Curing is the elimination of the illness and the restoration of physical integrity: in the case of leper, the bacteria which causes it are destroyed, the person is not contagious anymore. Much more than physical integrity however is required for the person to be not just cured but healed: physical illness affects us psychologically and emotionally, is often accompanied by social segregation, threatens self-esteem, beliefs, and motivation. Beyond physical integrity therefore healing requires the restoration of social and personal meaning to life. Illness disempowers people. Healing restores our dignity, returns us our agency, gives us a voice.
Luke tells us that only one of the ten lepers who had been cured by Jesus turned back to thank him and to praise God. In other words, only one of them had been not just cured but truly healed or, as some translations aptly render this passage, had been “made whole”:
Jesus asked, "Were not ten made clean? But the other nine, where are they? Was none of them found to return and give praise to God except this foreigner?" Then he said to him, "Get up and go on your way; your faith has made you whole."
Healing is somehow compared to picking up the pieces and putting them together again. This process needs doctors and nurses, but especially friends able to listen, to show compassion, offer support. More than anything else, healing needs meaning. In times of suffering, we are impervious to arguments, but are touched by comforting signs, gestures, presence. The church understood this from the beginning. The reason why some of the consecrated hosts are always kept in churches after the celebration of the eucharist in the tabernacle is to bring communion to people who cannot attend the celebration because they are bed-ridden and unable to move. The very way we describe this act says it all: bring communion to those who are ill – that is affirming their place as part of our community even when they cannot be physically present, making sure that we are in common union with them and making sure they remain in common union with God, with us, and within themselves – that they are made whole and feel part of the whole.

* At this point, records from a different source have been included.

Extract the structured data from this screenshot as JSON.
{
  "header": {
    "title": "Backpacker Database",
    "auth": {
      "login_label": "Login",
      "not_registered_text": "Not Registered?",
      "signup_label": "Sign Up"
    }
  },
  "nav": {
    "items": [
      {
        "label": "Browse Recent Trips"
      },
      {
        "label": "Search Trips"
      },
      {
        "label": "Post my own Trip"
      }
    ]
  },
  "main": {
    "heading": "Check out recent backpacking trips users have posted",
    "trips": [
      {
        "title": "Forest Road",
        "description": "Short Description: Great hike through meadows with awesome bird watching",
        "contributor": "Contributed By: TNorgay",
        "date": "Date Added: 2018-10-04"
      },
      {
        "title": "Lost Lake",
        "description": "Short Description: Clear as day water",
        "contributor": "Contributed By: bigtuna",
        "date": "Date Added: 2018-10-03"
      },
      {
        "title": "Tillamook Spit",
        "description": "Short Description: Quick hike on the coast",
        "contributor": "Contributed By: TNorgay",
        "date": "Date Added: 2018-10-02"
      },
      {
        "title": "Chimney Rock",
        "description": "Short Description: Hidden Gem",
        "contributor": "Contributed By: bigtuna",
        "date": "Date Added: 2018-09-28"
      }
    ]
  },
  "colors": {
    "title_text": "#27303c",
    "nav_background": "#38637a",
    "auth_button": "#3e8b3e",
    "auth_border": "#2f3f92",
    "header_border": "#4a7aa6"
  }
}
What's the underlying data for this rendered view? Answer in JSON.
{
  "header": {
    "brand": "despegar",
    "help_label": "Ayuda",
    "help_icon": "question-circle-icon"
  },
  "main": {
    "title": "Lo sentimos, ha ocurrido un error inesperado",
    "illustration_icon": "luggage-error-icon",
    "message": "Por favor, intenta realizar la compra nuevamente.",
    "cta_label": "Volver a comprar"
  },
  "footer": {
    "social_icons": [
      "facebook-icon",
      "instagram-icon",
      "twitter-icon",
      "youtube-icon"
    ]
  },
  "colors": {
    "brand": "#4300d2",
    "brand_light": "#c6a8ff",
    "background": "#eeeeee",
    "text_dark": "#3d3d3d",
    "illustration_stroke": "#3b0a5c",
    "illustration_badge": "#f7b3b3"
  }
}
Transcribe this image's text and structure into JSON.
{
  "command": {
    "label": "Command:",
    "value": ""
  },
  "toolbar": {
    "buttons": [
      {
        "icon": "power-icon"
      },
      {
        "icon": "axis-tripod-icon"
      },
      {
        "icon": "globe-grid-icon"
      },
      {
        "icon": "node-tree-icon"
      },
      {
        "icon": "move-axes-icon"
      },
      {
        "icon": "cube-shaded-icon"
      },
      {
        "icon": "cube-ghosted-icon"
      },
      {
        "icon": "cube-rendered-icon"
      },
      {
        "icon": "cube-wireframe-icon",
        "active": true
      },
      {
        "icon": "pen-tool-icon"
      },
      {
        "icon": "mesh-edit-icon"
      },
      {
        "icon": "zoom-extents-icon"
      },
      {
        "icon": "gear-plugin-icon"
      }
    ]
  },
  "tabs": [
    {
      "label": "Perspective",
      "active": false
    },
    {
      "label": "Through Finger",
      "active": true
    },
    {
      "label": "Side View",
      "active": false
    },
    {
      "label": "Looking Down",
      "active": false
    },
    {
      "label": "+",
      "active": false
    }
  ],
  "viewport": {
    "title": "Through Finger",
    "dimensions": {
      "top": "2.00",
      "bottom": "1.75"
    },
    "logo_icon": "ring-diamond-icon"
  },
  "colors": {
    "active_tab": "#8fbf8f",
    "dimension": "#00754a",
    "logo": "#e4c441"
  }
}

Our prodigious medical advances today make us well – but the Gospel tells us that only faith and communion make us whole – only by believing and by loving we can sustain hope. Medical expertise is effective at curing but not enough for healing. Jesus’ miracle lies not so much in the fact that ten people are cured of their leprosy, but in that one person’s agency is fully restored, that this person becomes able to look beyond himself, turn back, show gratitude, praise God – in the fact that he does not need to be brought communion any more but can “go on his way” -as Jesus says”, actively taking part in this communion, and bringing it to others:
“Jesus said to him, "Get up and go on your way; your faith has made you whole".
Being made whole: this si the healing we can all be the agents of.
Being made whole: this is the healing we should all seek for ourselves.